Bernstein was out with a note on Wednesday showing that GE likely has several consumer products up for grabs. The firm now thinks that GE could get as much as $20 billion depending upon what is sold and in what form, but the firm also noted that this could cut deeply into earnings per share. With GE’s effort to get an industrial valuation, perhaps a sale is more and more likely as time goes on.
One key development has taken place which we cannot sit idly by and not address as significant. Keith Sherin moved from GE’s CFO position over to run GE Capital as CEO. This is no minor reshuffling, and it is simple enough logic that the chief bean counter would be the best guy at trimming down the finance arm.
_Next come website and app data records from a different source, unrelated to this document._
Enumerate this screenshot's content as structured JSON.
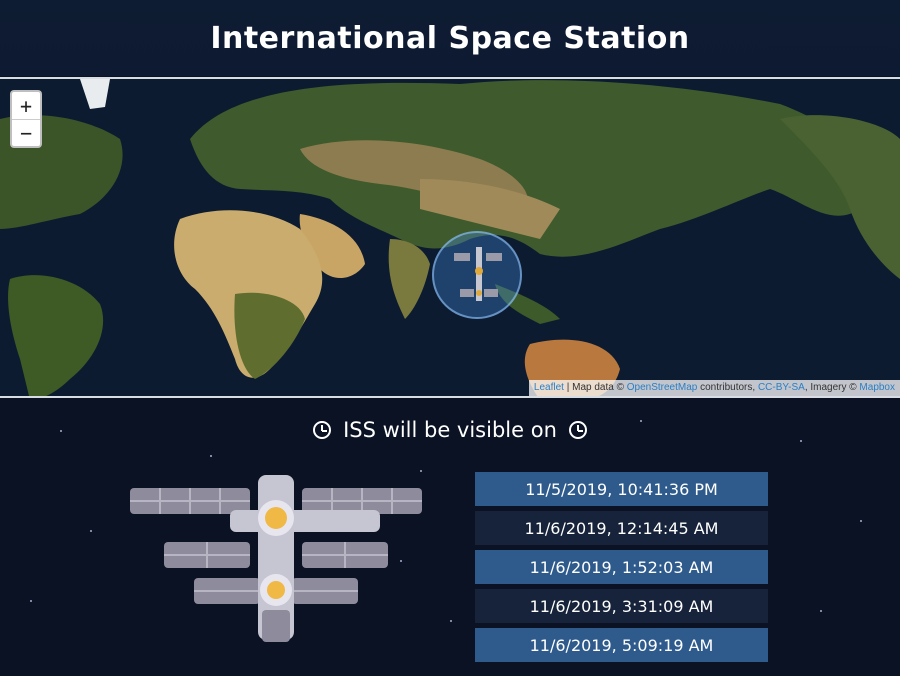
{
  "header": {
    "title": "International Space Station"
  },
  "map": {
    "zoom_in_label": "+",
    "zoom_out_label": "−",
    "attribution": {
      "leaflet": "Leaflet",
      "sep1": " | Map data © ",
      "osm": "OpenStreetMap",
      "contributors": " contributors, ",
      "license": "CC-BY-SA",
      "imagery": ", Imagery © ",
      "mapbox": "Mapbox"
    }
  },
  "visibility": {
    "heading": "ISS will be visible on",
    "passes": [
      "11/5/2019, 10:41:36 PM",
      "11/6/2019, 12:14:45 AM",
      "11/6/2019, 1:52:03 AM",
      "11/6/2019, 3:31:09 AM",
      "11/6/2019, 5:09:19 AM"
    ]
  },
  "colors": {
    "background": "#0b1224",
    "header_bg": "#0e1c33",
    "row_highlight": "#2f5b8c",
    "row_dark": "#16233a",
    "link": "#2a7fc6"
  },
  "icons": [
    "clock-icon",
    "iss-station-icon",
    "iss-map-marker-icon"
  ]
}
We reached out to one of the GE spokespeople today to see if anything new was afoot. GE’s spokesperson told us, “The last time we gave an update on this was Jeff Immelt’s presentation on May 22nd at the EPG conference. That is where we put out the new target of $300 to $350 billion for assets at GE Capital by the end of 2014.” After looking at the assets for GE Capital, the assets on an ex-cash basis were $418.6 billion at the end of 2012 and $402.1 billion at the end of the first quarter of 2013.
Our take is that Keith Sherin is going to move mountains to drive the GE Capital assets lower and lower. If he can make a big move all at once for a good price and early on after his new role, wouldn’t he do it? The trick is be able to do this in a manner that allows GE to keep its earnings high enough that it can still grow the dividend. GE also wants to shrink its share count down to 10 billion shares, which means that GE still has to be able to keep buying back stock as well.
Whether or not GE Capital has an asset deal coming any moment is not known, and the company is not going to openly share that. What is known is that GE has tasked Keith Sherin to shrink GE Capital. If you want to know why, it is simple: the big bank valuations are worthy of about 8 to 11 times earnings, while industrial stocks are worthy of being valued up at 15 (or more) times earnings.
At $23.98, GE currently is valued at about 14-5-times this year’s expected earnings but it out yields its conglomerate peers with a 3.2% dividend yield. We continue to expect that GE will raise its dividend at the end of this year, likely from $0.19 to $0.21 per share per quarter. GE closed down 1.4% at $23.98 and the 52-week trading range is $19.29 to $24.45. Analysts have a consensus price target of $25.53 for GE shares.
Jon C. Ogg